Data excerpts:
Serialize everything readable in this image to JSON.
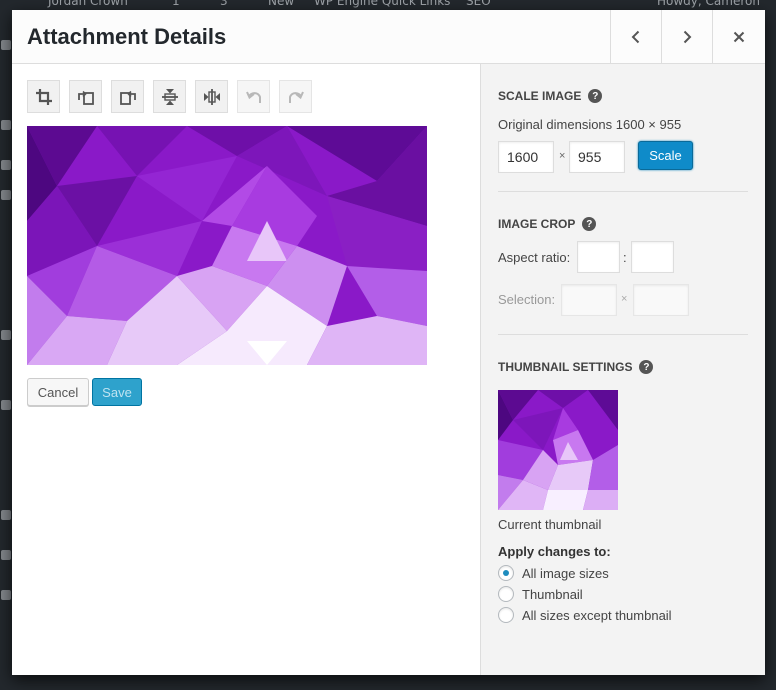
{
  "adminbar": {
    "site": "Jordan Crown",
    "updates": "1",
    "comments": "3",
    "new": "New",
    "quicklinks": "WP Engine Quick Links",
    "seo": "SEO",
    "howdy": "Howdy, Cameron"
  },
  "modal": {
    "title": "Attachment Details",
    "prev_icon": "chevron-left-icon",
    "next_icon": "chevron-right-icon",
    "close_icon": "close-icon"
  },
  "toolbar": {
    "tools": [
      {
        "name": "crop-tool",
        "icon": "crop-icon",
        "enabled": true
      },
      {
        "name": "rotate-left-tool",
        "icon": "rotate-left-icon",
        "enabled": true
      },
      {
        "name": "rotate-right-tool",
        "icon": "rotate-right-icon",
        "enabled": true
      },
      {
        "name": "flip-vertical-tool",
        "icon": "flip-vertical-icon",
        "enabled": true
      },
      {
        "name": "flip-horizontal-tool",
        "icon": "flip-horizontal-icon",
        "enabled": true
      },
      {
        "name": "undo-tool",
        "icon": "undo-icon",
        "enabled": false
      },
      {
        "name": "redo-tool",
        "icon": "redo-icon",
        "enabled": false
      }
    ]
  },
  "actions": {
    "cancel_label": "Cancel",
    "save_label": "Save"
  },
  "scale": {
    "title": "SCALE IMAGE",
    "original": "Original dimensions 1600 × 955",
    "width": "1600",
    "height": "955",
    "times": "×",
    "button": "Scale"
  },
  "crop": {
    "title": "IMAGE CROP",
    "aspect_label": "Aspect ratio:",
    "aspect_sep": ":",
    "aspect_w": "",
    "aspect_h": "",
    "selection_label": "Selection:",
    "selection_sep": "×",
    "selection_w": "",
    "selection_h": ""
  },
  "thumbnail": {
    "title": "THUMBNAIL SETTINGS",
    "caption": "Current thumbnail",
    "apply_label": "Apply changes to:",
    "options": [
      {
        "label": "All image sizes",
        "checked": true
      },
      {
        "label": "Thumbnail",
        "checked": false
      },
      {
        "label": "All sizes except thumbnail",
        "checked": false
      }
    ]
  },
  "colors": {
    "accent": "#1e8cbe",
    "scale_button": "#0f8bc9",
    "save_button": "#2ea2cc",
    "image_purple": "#8a19c8"
  }
}
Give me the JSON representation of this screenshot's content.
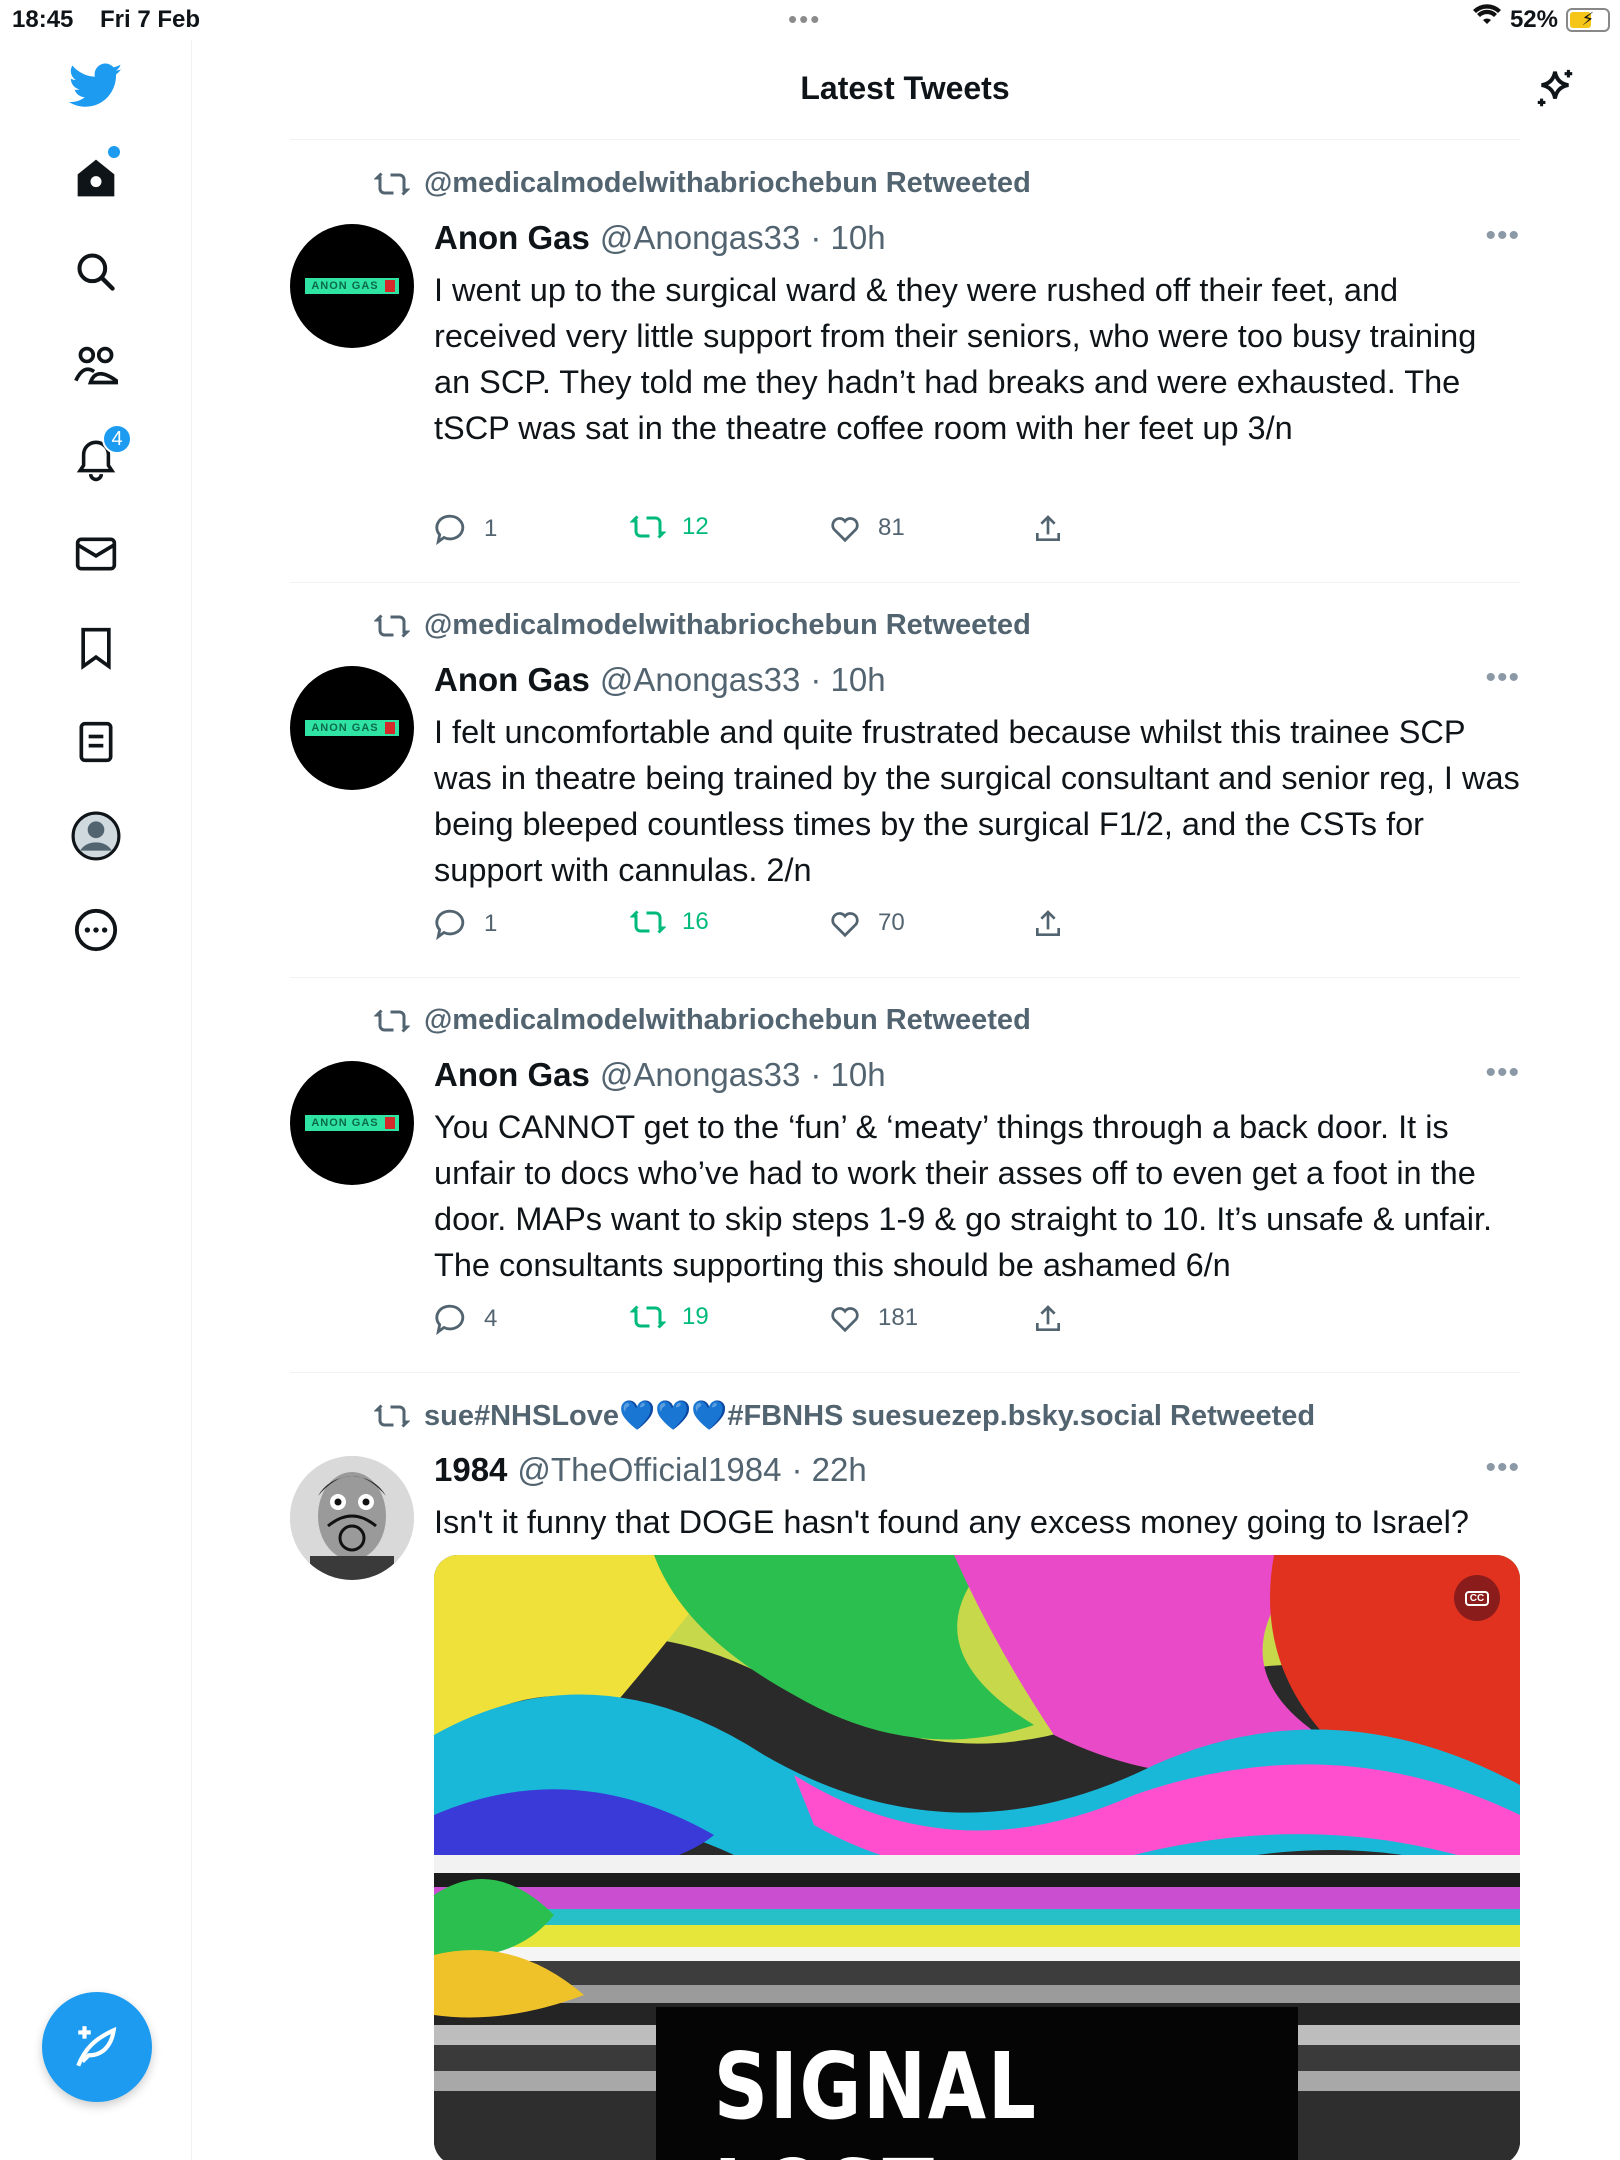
{
  "status_bar": {
    "time": "18:45",
    "date": "Fri 7 Feb",
    "battery": "52%"
  },
  "header": {
    "title": "Latest Tweets"
  },
  "sidebar": {
    "notifications_count": "4"
  },
  "tweets": [
    {
      "retweeted_by": "@medicalmodelwithabriochebun Retweeted",
      "name": "Anon Gas",
      "handle": "@Anongas33",
      "time": "· 10h",
      "avatar_label": "ANON GAS",
      "text": "I went up to the surgical ward & they were rushed off their feet, and received very little support from their seniors, who were too busy training an SCP. They told me they hadn’t had breaks and were exhausted. The tSCP was sat in the theatre coffee room with her feet up 3/n",
      "replies": "1",
      "retweets": "12",
      "likes": "81"
    },
    {
      "retweeted_by": "@medicalmodelwithabriochebun Retweeted",
      "name": "Anon Gas",
      "handle": "@Anongas33",
      "time": "· 10h",
      "avatar_label": "ANON GAS",
      "text": "I felt uncomfortable and quite frustrated because whilst this trainee SCP was in theatre being trained by the surgical consultant and senior reg, I was being bleeped countless times by the surgical F1/2, and the CSTs for support with cannulas. 2/n",
      "replies": "1",
      "retweets": "16",
      "likes": "70"
    },
    {
      "retweeted_by": "@medicalmodelwithabriochebun Retweeted",
      "name": "Anon Gas",
      "handle": "@Anongas33",
      "time": "· 10h",
      "avatar_label": "ANON GAS",
      "text": "You CANNOT get to the ‘fun’ & ‘meaty’ things through a back door. It is unfair to docs who’ve had to work their asses off to even get a foot in the door. MAPs want to skip steps 1-9 & go straight to 10. It’s unsafe & unfair. The consultants supporting this should be ashamed 6/n",
      "replies": "4",
      "retweets": "19",
      "likes": "181"
    },
    {
      "retweeted_by": "sue#NHSLove💙💙💙#FBNHS suesuezep.bsky.social Retweeted",
      "name": "1984",
      "handle": "@TheOfficial1984",
      "time": "· 22h",
      "text": "Isn't it funny that DOGE hasn't found any excess money going to Israel?",
      "media_text": "SIGNAL LOST"
    }
  ]
}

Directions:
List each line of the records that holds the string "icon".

Your solution:
    "prev_icon": "chevron-left-icon",
    "next_icon": "chevron-right-icon",
    "close_icon": "close-icon"
        "icon": "crop-icon",
        "icon": "rotate-left-icon",
        "icon": "rotate-right-icon",
        "icon": "flip-vertical-icon",
        "icon": "flip-horizontal-icon",
        "icon": "undo-icon",
        "icon": "redo-icon",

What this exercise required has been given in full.